*** Opening of THE RECORDS ***

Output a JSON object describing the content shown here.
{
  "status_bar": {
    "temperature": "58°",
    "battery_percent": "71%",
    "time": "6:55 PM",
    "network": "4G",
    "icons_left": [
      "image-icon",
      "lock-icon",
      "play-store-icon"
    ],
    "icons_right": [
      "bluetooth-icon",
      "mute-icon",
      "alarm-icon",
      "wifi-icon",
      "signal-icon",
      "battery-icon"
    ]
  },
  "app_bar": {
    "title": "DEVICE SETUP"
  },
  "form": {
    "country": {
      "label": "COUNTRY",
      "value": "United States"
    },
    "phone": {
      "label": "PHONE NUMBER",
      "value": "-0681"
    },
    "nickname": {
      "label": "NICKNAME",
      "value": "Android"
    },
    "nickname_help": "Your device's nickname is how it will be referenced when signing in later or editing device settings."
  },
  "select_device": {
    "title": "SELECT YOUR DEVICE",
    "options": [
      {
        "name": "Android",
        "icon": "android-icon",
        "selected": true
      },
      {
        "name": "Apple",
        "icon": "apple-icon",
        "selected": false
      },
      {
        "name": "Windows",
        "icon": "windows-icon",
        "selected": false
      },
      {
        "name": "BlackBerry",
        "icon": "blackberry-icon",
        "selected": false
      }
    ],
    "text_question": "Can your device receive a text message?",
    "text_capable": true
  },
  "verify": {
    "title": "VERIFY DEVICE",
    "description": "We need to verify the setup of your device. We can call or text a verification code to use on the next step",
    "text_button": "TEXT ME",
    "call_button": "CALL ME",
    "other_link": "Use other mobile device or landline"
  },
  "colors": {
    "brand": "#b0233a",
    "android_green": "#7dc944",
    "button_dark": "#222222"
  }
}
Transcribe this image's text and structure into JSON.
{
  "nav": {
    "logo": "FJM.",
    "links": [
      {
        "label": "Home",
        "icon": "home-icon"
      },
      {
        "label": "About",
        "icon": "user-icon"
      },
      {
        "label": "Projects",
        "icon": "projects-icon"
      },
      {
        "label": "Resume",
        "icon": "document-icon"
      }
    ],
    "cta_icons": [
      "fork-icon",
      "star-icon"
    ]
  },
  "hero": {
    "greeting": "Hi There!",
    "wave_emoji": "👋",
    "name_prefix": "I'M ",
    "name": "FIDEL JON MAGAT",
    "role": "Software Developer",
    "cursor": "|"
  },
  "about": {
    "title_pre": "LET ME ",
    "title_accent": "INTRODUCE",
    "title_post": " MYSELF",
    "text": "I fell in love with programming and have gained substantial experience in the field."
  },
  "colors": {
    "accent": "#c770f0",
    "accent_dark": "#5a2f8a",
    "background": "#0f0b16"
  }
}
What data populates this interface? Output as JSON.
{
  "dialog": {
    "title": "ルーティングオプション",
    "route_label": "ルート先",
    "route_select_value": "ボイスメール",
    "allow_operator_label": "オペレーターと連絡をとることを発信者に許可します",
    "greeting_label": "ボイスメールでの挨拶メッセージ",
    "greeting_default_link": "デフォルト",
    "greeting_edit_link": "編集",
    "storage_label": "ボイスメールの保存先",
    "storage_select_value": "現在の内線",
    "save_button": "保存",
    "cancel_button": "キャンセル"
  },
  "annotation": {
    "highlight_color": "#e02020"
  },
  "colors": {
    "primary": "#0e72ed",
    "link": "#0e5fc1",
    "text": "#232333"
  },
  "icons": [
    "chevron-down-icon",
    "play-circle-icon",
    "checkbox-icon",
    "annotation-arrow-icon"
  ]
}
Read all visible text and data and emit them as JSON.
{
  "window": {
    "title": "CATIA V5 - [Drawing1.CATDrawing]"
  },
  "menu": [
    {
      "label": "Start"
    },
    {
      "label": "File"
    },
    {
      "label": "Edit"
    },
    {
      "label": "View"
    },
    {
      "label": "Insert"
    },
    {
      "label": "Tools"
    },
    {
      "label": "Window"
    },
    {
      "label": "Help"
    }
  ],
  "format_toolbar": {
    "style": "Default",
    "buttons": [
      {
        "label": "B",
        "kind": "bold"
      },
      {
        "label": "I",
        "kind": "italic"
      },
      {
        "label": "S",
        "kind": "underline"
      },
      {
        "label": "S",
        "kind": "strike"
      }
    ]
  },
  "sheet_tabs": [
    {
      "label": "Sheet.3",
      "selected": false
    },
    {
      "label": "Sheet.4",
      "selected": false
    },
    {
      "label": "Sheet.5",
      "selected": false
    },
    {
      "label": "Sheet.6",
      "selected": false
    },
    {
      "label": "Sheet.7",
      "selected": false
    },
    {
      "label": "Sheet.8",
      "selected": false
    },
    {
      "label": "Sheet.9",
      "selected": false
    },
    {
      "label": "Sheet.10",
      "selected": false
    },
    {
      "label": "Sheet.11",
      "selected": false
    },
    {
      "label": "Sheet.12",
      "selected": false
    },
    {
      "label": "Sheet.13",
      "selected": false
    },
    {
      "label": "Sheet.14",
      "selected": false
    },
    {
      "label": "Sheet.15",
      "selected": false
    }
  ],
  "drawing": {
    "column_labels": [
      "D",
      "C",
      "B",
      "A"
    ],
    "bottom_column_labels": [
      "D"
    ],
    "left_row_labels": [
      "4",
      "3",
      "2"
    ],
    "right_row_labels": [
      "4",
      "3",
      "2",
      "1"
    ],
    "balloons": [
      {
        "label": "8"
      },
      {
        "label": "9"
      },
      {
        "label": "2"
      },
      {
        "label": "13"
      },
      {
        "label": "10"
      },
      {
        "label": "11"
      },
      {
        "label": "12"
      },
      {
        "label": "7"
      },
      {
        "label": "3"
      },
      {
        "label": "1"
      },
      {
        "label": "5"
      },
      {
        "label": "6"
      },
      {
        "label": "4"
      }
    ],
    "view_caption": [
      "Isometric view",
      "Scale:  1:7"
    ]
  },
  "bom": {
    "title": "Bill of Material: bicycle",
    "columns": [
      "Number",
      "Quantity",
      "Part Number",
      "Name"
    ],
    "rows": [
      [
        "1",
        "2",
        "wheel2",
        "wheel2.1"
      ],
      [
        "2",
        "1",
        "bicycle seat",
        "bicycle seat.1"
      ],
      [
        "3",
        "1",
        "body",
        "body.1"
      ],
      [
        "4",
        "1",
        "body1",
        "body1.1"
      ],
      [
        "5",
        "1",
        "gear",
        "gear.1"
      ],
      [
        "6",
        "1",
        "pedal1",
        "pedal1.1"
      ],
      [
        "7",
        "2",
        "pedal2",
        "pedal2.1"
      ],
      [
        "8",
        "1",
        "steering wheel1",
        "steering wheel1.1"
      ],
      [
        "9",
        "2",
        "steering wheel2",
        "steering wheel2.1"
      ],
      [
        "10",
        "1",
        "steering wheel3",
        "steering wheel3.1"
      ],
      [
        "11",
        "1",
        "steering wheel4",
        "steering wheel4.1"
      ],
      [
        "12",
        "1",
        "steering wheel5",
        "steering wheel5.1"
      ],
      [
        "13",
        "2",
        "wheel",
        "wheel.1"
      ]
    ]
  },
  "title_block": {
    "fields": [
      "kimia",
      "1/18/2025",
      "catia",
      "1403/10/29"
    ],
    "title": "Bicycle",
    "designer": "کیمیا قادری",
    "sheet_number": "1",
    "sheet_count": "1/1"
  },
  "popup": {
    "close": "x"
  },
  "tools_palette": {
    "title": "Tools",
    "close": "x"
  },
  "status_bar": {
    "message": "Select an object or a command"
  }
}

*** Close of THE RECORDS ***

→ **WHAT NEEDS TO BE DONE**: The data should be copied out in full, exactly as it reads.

→ **RESPONSE BOX**:
Output a JSON object describing the content shown here.
{
  "status_bar": {
    "temperature": "58°",
    "battery_percent": "71%",
    "time": "6:55 PM",
    "network": "4G",
    "icons_left": [
      "image-icon",
      "lock-icon",
      "play-store-icon"
    ],
    "icons_right": [
      "bluetooth-icon",
      "mute-icon",
      "alarm-icon",
      "wifi-icon",
      "signal-icon",
      "battery-icon"
    ]
  },
  "app_bar": {
    "title": "DEVICE SETUP"
  },
  "form": {
    "country": {
      "label": "COUNTRY",
      "value": "United States"
    },
    "phone": {
      "label": "PHONE NUMBER",
      "value": "-0681"
    },
    "nickname": {
      "label": "NICKNAME",
      "value": "Android"
    },
    "nickname_help": "Your device's nickname is how it will be referenced when signing in later or editing device settings."
  },
  "select_device": {
    "title": "SELECT YOUR DEVICE",
    "options": [
      {
        "name": "Android",
        "icon": "android-icon",
        "selected": true
      },
      {
        "name": "Apple",
        "icon": "apple-icon",
        "selected": false
      },
      {
        "name": "Windows",
        "icon": "windows-icon",
        "selected": false
      },
      {
        "name": "BlackBerry",
        "icon": "blackberry-icon",
        "selected": false
      }
    ],
    "text_question": "Can your device receive a text message?",
    "text_capable": true
  },
  "verify": {
    "title": "VERIFY DEVICE",
    "description": "We need to verify the setup of your device. We can call or text a verification code to use on the next step",
    "text_button": "TEXT ME",
    "call_button": "CALL ME",
    "other_link": "Use other mobile device or landline"
  },
  "colors": {
    "brand": "#b0233a",
    "android_green": "#7dc944",
    "button_dark": "#222222"
  }
}
Transcribe this image's text and structure into JSON.
{
  "nav": {
    "logo": "FJM.",
    "links": [
      {
        "label": "Home",
        "icon": "home-icon"
      },
      {
        "label": "About",
        "icon": "user-icon"
      },
      {
        "label": "Projects",
        "icon": "projects-icon"
      },
      {
        "label": "Resume",
        "icon": "document-icon"
      }
    ],
    "cta_icons": [
      "fork-icon",
      "star-icon"
    ]
  },
  "hero": {
    "greeting": "Hi There!",
    "wave_emoji": "👋",
    "name_prefix": "I'M ",
    "name": "FIDEL JON MAGAT",
    "role": "Software Developer",
    "cursor": "|"
  },
  "about": {
    "title_pre": "LET ME ",
    "title_accent": "INTRODUCE",
    "title_post": " MYSELF",
    "text": "I fell in love with programming and have gained substantial experience in the field."
  },
  "colors": {
    "accent": "#c770f0",
    "accent_dark": "#5a2f8a",
    "background": "#0f0b16"
  }
}
What data populates this interface? Output as JSON.
{
  "dialog": {
    "title": "ルーティングオプション",
    "route_label": "ルート先",
    "route_select_value": "ボイスメール",
    "allow_operator_label": "オペレーターと連絡をとることを発信者に許可します",
    "greeting_label": "ボイスメールでの挨拶メッセージ",
    "greeting_default_link": "デフォルト",
    "greeting_edit_link": "編集",
    "storage_label": "ボイスメールの保存先",
    "storage_select_value": "現在の内線",
    "save_button": "保存",
    "cancel_button": "キャンセル"
  },
  "annotation": {
    "highlight_color": "#e02020"
  },
  "colors": {
    "primary": "#0e72ed",
    "link": "#0e5fc1",
    "text": "#232333"
  },
  "icons": [
    "chevron-down-icon",
    "play-circle-icon",
    "checkbox-icon",
    "annotation-arrow-icon"
  ]
}
Read all visible text and data and emit them as JSON.
{
  "window": {
    "title": "CATIA V5 - [Drawing1.CATDrawing]"
  },
  "menu": [
    {
      "label": "Start"
    },
    {
      "label": "File"
    },
    {
      "label": "Edit"
    },
    {
      "label": "View"
    },
    {
      "label": "Insert"
    },
    {
      "label": "Tools"
    },
    {
      "label": "Window"
    },
    {
      "label": "Help"
    }
  ],
  "format_toolbar": {
    "style": "Default",
    "buttons": [
      {
        "label": "B",
        "kind": "bold"
      },
      {
        "label": "I",
        "kind": "italic"
      },
      {
        "label": "S",
        "kind": "underline"
      },
      {
        "label": "S",
        "kind": "strike"
      }
    ]
  },
  "sheet_tabs": [
    {
      "label": "Sheet.3",
      "selected": false
    },
    {
      "label": "Sheet.4",
      "selected": false
    },
    {
      "label": "Sheet.5",
      "selected": false
    },
    {
      "label": "Sheet.6",
      "selected": false
    },
    {
      "label": "Sheet.7",
      "selected": false
    },
    {
      "label": "Sheet.8",
      "selected": false
    },
    {
      "label": "Sheet.9",
      "selected": false
    },
    {
      "label": "Sheet.10",
      "selected": false
    },
    {
      "label": "Sheet.11",
      "selected": false
    },
    {
      "label": "Sheet.12",
      "selected": false
    },
    {
      "label": "Sheet.13",
      "selected": false
    },
    {
      "label": "Sheet.14",
      "selected": false
    },
    {
      "label": "Sheet.15",
      "selected": false
    }
  ],
  "drawing": {
    "column_labels": [
      "D",
      "C",
      "B",
      "A"
    ],
    "bottom_column_labels": [
      "D"
    ],
    "left_row_labels": [
      "4",
      "3",
      "2"
    ],
    "right_row_labels": [
      "4",
      "3",
      "2",
      "1"
    ],
    "balloons": [
      {
        "label": "8"
      },
      {
        "label": "9"
      },
      {
        "label": "2"
      },
      {
        "label": "13"
      },
      {
        "label": "10"
      },
      {
        "label": "11"
      },
      {
        "label": "12"
      },
      {
        "label": "7"
      },
      {
        "label": "3"
      },
      {
        "label": "1"
      },
      {
        "label": "5"
      },
      {
        "label": "6"
      },
      {
        "label": "4"
      }
    ],
    "view_caption": [
      "Isometric view",
      "Scale:  1:7"
    ]
  },
  "bom": {
    "title": "Bill of Material: bicycle",
    "columns": [
      "Number",
      "Quantity",
      "Part Number",
      "Name"
    ],
    "rows": [
      [
        "1",
        "2",
        "wheel2",
        "wheel2.1"
      ],
      [
        "2",
        "1",
        "bicycle seat",
        "bicycle seat.1"
      ],
      [
        "3",
        "1",
        "body",
        "body.1"
      ],
      [
        "4",
        "1",
        "body1",
        "body1.1"
      ],
      [
        "5",
        "1",
        "gear",
        "gear.1"
      ],
      [
        "6",
        "1",
        "pedal1",
        "pedal1.1"
      ],
      [
        "7",
        "2",
        "pedal2",
        "pedal2.1"
      ],
      [
        "8",
        "1",
        "steering wheel1",
        "steering wheel1.1"
      ],
      [
        "9",
        "2",
        "steering wheel2",
        "steering wheel2.1"
      ],
      [
        "10",
        "1",
        "steering wheel3",
        "steering wheel3.1"
      ],
      [
        "11",
        "1",
        "steering wheel4",
        "steering wheel4.1"
      ],
      [
        "12",
        "1",
        "steering wheel5",
        "steering wheel5.1"
      ],
      [
        "13",
        "2",
        "wheel",
        "wheel.1"
      ]
    ]
  },
  "title_block": {
    "fields": [
      "kimia",
      "1/18/2025",
      "catia",
      "1403/10/29"
    ],
    "title": "Bicycle",
    "designer": "کیمیا قادری",
    "sheet_number": "1",
    "sheet_count": "1/1"
  },
  "popup": {
    "close": "x"
  },
  "tools_palette": {
    "title": "Tools",
    "close": "x"
  },
  "status_bar": {
    "message": "Select an object or a command"
  }
}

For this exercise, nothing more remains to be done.